> [Problem description]:
Lines holding the word "Catalog" are the ones to copy from the data below.

> [Source data]:
--
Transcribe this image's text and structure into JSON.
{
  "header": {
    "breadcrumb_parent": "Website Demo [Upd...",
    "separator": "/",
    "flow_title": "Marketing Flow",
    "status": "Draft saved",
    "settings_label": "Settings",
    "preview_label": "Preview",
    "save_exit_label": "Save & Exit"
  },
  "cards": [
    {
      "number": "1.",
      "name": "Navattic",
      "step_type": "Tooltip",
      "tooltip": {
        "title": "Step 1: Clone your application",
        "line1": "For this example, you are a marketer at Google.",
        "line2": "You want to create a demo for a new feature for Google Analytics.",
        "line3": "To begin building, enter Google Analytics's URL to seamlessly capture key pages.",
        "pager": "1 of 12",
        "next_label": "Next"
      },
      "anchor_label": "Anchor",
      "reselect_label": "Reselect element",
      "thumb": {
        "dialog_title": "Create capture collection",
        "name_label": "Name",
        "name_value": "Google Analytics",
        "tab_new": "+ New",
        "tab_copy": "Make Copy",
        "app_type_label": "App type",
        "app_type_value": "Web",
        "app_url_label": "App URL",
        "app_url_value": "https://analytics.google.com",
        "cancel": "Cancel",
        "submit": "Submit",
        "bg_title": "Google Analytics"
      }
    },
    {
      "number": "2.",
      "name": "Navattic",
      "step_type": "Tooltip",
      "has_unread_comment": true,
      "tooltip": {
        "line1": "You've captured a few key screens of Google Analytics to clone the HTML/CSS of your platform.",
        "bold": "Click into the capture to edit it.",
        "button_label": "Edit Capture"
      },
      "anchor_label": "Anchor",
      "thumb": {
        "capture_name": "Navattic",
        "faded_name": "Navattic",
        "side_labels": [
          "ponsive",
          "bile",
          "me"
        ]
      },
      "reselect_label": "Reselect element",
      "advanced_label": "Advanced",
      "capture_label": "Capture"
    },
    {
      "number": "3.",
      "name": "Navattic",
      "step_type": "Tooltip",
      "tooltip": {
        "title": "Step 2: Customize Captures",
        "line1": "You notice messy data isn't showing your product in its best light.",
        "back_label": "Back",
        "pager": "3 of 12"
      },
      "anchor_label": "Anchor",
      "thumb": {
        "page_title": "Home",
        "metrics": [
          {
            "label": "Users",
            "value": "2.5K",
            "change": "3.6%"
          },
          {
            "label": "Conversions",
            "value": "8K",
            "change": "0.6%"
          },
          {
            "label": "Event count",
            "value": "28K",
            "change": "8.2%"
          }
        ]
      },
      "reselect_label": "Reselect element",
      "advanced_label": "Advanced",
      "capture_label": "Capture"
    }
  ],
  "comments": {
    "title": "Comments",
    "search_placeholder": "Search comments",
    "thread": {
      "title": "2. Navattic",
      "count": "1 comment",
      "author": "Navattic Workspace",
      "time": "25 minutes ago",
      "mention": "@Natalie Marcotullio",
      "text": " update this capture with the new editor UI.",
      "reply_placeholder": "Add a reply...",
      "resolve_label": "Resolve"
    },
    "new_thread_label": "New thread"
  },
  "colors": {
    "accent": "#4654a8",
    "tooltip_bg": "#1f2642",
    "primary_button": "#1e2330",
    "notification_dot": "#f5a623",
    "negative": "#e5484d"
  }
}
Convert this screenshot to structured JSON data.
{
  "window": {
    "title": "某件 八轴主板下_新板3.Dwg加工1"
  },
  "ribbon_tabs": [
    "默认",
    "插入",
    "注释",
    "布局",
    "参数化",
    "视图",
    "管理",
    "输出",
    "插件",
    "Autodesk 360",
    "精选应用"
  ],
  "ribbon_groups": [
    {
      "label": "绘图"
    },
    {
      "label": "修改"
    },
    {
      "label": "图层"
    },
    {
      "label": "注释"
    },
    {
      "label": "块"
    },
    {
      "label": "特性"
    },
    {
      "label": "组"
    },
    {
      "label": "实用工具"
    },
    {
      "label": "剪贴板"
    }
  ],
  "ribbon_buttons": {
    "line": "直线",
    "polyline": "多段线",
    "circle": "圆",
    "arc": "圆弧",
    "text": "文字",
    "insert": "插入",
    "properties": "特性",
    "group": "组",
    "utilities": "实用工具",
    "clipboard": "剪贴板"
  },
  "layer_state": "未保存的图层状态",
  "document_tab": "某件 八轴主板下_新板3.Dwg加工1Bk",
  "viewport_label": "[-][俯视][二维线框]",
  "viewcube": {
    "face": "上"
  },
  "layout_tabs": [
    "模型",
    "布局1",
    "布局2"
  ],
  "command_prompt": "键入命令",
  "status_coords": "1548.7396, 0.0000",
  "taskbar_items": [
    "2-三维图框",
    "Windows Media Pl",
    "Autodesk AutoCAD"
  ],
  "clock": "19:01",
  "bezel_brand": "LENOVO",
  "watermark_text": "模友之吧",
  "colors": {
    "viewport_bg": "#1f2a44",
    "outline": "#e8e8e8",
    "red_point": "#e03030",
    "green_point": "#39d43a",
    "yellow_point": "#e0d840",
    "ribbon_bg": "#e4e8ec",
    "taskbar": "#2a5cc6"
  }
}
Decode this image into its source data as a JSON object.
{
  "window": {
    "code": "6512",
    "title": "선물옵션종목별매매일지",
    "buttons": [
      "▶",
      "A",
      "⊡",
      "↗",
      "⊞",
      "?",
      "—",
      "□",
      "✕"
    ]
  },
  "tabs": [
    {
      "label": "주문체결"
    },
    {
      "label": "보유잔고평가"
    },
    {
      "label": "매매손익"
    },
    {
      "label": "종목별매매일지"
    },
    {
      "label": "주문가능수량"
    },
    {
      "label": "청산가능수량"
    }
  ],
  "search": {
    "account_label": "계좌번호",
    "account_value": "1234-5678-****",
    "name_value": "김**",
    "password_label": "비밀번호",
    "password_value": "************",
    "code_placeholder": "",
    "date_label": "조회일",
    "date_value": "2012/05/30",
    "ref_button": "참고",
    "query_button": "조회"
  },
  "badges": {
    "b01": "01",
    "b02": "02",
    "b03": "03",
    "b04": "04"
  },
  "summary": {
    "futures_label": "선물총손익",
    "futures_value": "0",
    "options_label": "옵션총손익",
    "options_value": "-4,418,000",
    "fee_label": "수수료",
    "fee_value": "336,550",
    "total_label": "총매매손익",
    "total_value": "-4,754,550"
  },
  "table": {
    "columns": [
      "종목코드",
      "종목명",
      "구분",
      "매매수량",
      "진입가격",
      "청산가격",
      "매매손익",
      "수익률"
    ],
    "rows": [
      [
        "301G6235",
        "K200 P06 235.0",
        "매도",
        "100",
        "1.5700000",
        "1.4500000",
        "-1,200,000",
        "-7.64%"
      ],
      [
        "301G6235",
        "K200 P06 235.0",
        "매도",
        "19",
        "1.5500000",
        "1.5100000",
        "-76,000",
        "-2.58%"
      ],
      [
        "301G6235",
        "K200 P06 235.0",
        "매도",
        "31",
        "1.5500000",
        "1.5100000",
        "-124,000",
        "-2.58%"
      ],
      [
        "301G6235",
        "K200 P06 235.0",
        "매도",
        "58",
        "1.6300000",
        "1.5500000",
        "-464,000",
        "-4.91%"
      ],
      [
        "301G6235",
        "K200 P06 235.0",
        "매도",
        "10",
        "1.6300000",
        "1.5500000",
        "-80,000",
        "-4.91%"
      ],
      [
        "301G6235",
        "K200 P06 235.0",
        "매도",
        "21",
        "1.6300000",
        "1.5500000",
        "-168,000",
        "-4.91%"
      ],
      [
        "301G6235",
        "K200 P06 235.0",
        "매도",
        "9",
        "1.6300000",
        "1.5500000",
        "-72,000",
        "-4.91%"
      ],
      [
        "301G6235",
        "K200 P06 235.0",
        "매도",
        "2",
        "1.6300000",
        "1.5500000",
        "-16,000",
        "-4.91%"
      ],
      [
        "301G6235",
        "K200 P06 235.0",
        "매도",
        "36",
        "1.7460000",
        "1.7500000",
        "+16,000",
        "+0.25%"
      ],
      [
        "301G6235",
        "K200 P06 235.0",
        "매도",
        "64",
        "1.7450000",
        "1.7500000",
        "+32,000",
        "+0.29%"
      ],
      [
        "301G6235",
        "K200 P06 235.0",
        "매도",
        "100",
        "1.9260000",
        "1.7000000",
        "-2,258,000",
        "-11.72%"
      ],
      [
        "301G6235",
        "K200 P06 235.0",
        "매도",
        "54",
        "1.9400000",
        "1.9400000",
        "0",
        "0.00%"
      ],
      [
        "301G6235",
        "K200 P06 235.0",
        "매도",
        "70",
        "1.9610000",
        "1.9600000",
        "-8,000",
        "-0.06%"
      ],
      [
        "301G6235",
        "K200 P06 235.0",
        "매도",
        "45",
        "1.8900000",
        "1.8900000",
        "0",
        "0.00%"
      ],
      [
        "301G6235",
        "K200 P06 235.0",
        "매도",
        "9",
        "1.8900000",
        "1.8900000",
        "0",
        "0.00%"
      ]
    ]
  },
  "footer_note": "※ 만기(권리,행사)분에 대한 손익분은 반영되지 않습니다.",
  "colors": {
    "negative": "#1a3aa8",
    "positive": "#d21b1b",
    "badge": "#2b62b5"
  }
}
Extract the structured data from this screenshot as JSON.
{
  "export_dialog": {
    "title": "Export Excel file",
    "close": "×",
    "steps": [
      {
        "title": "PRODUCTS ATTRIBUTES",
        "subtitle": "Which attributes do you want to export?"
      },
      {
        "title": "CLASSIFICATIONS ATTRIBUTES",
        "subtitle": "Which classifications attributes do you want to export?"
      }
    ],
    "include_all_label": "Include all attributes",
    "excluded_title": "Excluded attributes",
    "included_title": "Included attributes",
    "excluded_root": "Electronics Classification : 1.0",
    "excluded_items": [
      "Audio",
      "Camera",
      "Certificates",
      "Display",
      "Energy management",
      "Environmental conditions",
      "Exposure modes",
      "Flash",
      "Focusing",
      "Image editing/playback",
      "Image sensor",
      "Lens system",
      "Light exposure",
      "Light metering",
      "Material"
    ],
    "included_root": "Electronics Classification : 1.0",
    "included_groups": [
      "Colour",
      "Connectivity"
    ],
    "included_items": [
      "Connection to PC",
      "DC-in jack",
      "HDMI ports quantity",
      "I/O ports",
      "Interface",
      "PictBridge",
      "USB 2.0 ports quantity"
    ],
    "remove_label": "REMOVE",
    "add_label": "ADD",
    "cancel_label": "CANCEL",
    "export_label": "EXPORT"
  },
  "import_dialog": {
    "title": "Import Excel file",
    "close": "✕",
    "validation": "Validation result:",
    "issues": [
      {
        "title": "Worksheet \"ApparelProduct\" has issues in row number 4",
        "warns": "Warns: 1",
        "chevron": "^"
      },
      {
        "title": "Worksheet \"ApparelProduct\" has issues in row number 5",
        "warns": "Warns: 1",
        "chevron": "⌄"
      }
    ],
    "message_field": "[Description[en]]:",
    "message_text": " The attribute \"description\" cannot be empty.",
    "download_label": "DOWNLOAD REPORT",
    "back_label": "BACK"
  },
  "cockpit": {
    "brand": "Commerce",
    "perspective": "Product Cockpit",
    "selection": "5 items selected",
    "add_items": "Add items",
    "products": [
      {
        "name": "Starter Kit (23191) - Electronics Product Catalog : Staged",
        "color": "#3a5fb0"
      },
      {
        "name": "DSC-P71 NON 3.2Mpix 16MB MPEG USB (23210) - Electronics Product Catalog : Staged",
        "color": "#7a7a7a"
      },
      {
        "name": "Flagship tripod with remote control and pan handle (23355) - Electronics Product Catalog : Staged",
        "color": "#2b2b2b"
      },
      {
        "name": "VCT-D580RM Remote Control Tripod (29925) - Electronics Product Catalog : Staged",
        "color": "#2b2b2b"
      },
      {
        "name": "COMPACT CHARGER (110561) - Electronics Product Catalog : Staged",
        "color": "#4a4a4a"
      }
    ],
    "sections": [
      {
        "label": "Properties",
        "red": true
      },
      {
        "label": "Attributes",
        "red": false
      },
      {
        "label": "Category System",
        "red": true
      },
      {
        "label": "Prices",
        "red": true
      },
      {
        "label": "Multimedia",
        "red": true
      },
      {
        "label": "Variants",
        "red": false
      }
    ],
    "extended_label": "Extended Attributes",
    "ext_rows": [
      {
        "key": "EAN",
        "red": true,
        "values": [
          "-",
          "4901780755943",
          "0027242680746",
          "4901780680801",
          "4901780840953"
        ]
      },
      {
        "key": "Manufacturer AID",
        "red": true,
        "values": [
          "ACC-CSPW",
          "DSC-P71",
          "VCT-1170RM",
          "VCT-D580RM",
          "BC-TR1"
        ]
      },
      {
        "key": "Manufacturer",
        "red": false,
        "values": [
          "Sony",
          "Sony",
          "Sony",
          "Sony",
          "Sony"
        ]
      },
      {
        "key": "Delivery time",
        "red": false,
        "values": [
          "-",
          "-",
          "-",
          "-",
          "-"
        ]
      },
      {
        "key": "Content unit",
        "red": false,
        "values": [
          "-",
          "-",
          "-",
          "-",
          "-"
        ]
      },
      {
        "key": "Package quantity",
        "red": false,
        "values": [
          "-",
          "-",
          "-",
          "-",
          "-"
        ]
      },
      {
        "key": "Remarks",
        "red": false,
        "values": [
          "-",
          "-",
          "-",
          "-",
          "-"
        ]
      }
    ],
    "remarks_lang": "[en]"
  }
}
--
> [Exercise result]:
        "name": "Starter Kit (23191) - Electronics Product Catalog : Staged",
        "name": "DSC-P71 NON 3.2Mpix 16MB MPEG USB (23210) - Electronics Product Catalog : Staged",
        "name": "Flagship tripod with remote control and pan handle (23355) - Electronics Product Catalog : Staged",
        "name": "VCT-D580RM Remote Control Tripod (29925) - Electronics Product Catalog : Staged",
        "name": "COMPACT CHARGER (110561) - Electronics Product Catalog : Staged",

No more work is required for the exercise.